_INSTRUCTIONS FOR THE TASK_:
Write the records out again exactly, but without pictures.

(Excerpts from an interface dataset)

= Beginning of Section =

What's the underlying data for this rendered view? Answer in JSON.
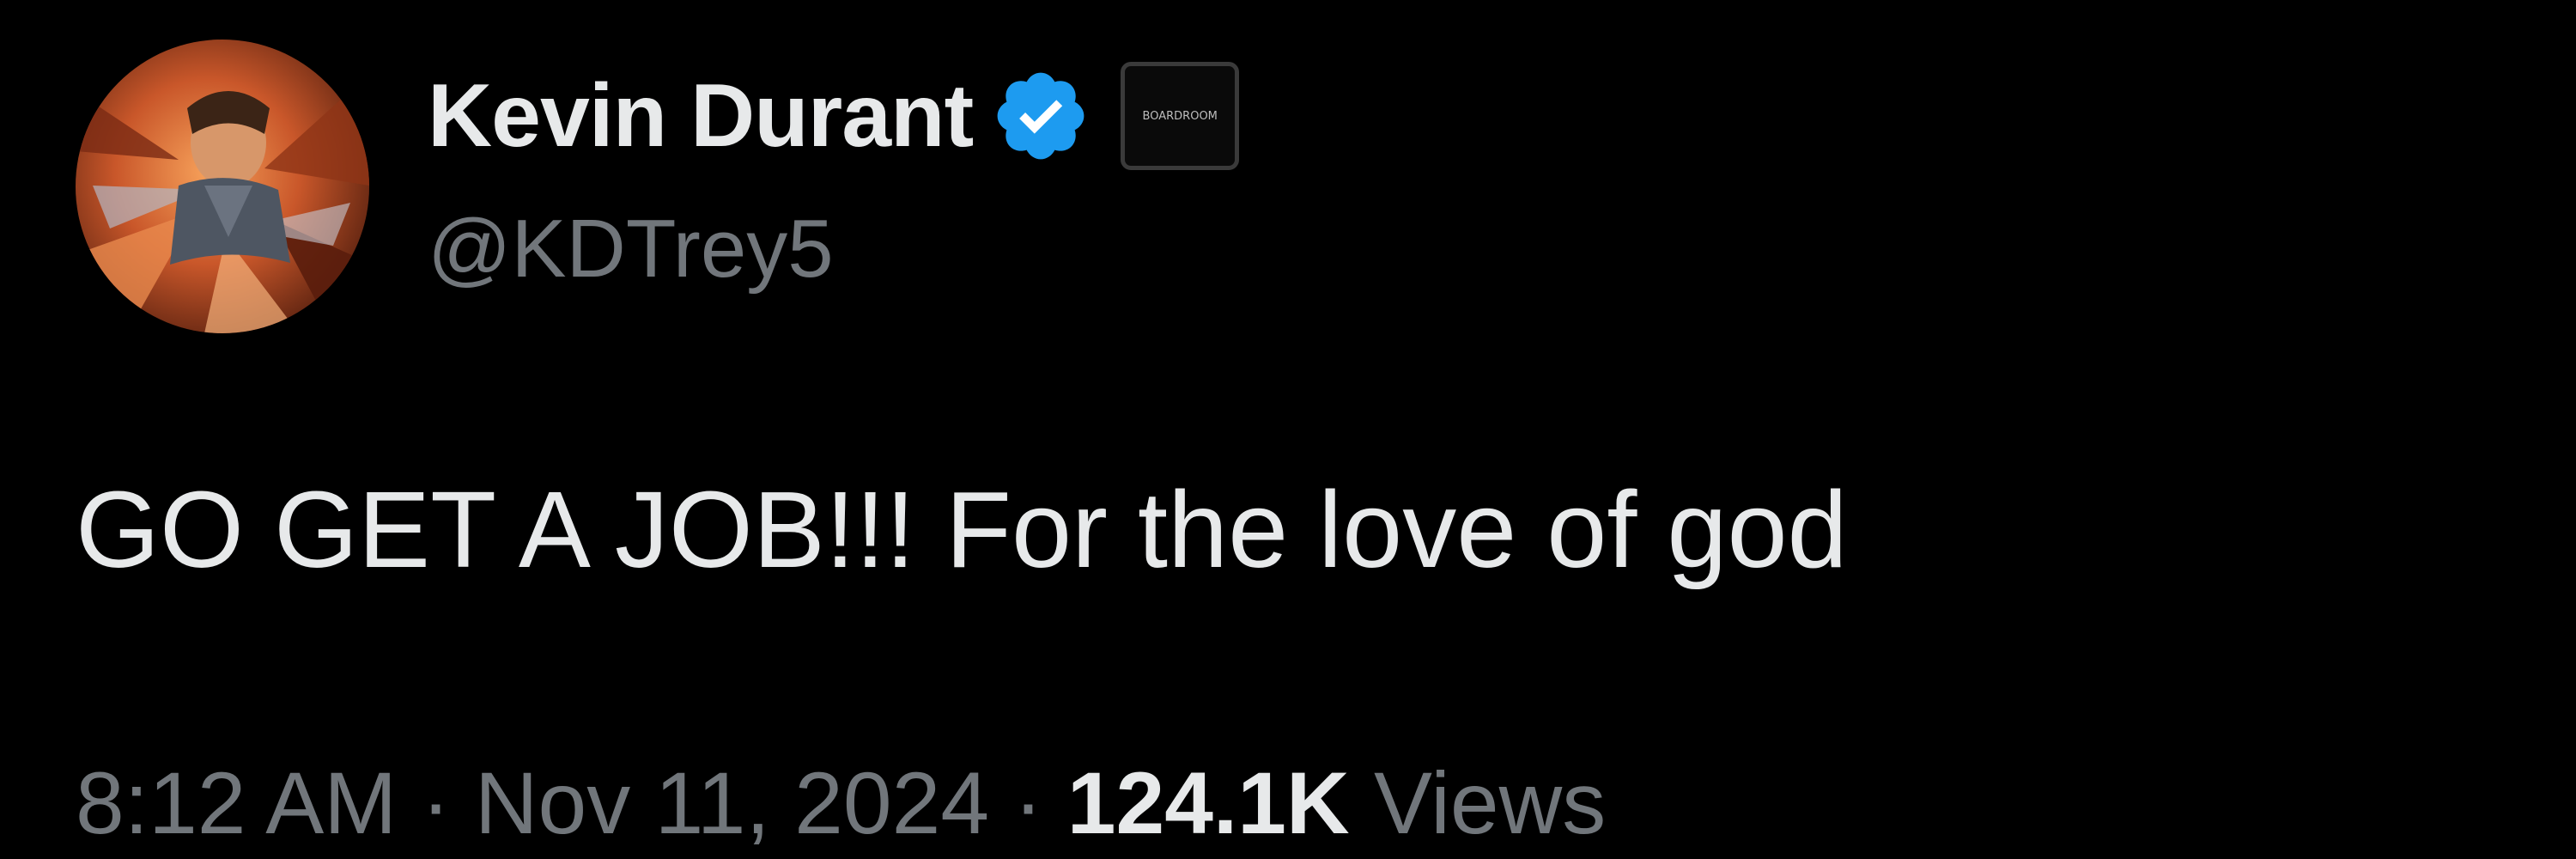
{
  "tweet": {
    "author": {
      "display_name": "Kevin Durant",
      "handle": "@KDTrey5",
      "verified": true,
      "verified_icon": "verified-badge-icon",
      "affiliation_badge_text": "BOARDROOM"
    },
    "text": "GO GET A JOB!!! For the love of god",
    "meta": {
      "time": "8:12 AM",
      "separator": "·",
      "date": "Nov 11, 2024",
      "views_count": "124.1K",
      "views_label": "Views"
    }
  },
  "colors": {
    "background": "#000000",
    "primary_text": "#e7e9ea",
    "secondary_text": "#71767b",
    "verified_blue": "#1d9bf0"
  }
}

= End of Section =

_TASK SOLUTION_:
What's the underlying data for this rendered view? Answer in JSON.
{
  "tweet": {
    "author": {
      "display_name": "Kevin Durant",
      "handle": "@KDTrey5",
      "verified": true,
      "verified_icon": "verified-badge-icon",
      "affiliation_badge_text": "BOARDROOM"
    },
    "text": "GO GET A JOB!!! For the love of god",
    "meta": {
      "time": "8:12 AM",
      "separator": "·",
      "date": "Nov 11, 2024",
      "views_count": "124.1K",
      "views_label": "Views"
    }
  },
  "colors": {
    "background": "#000000",
    "primary_text": "#e7e9ea",
    "secondary_text": "#71767b",
    "verified_blue": "#1d9bf0"
  }
}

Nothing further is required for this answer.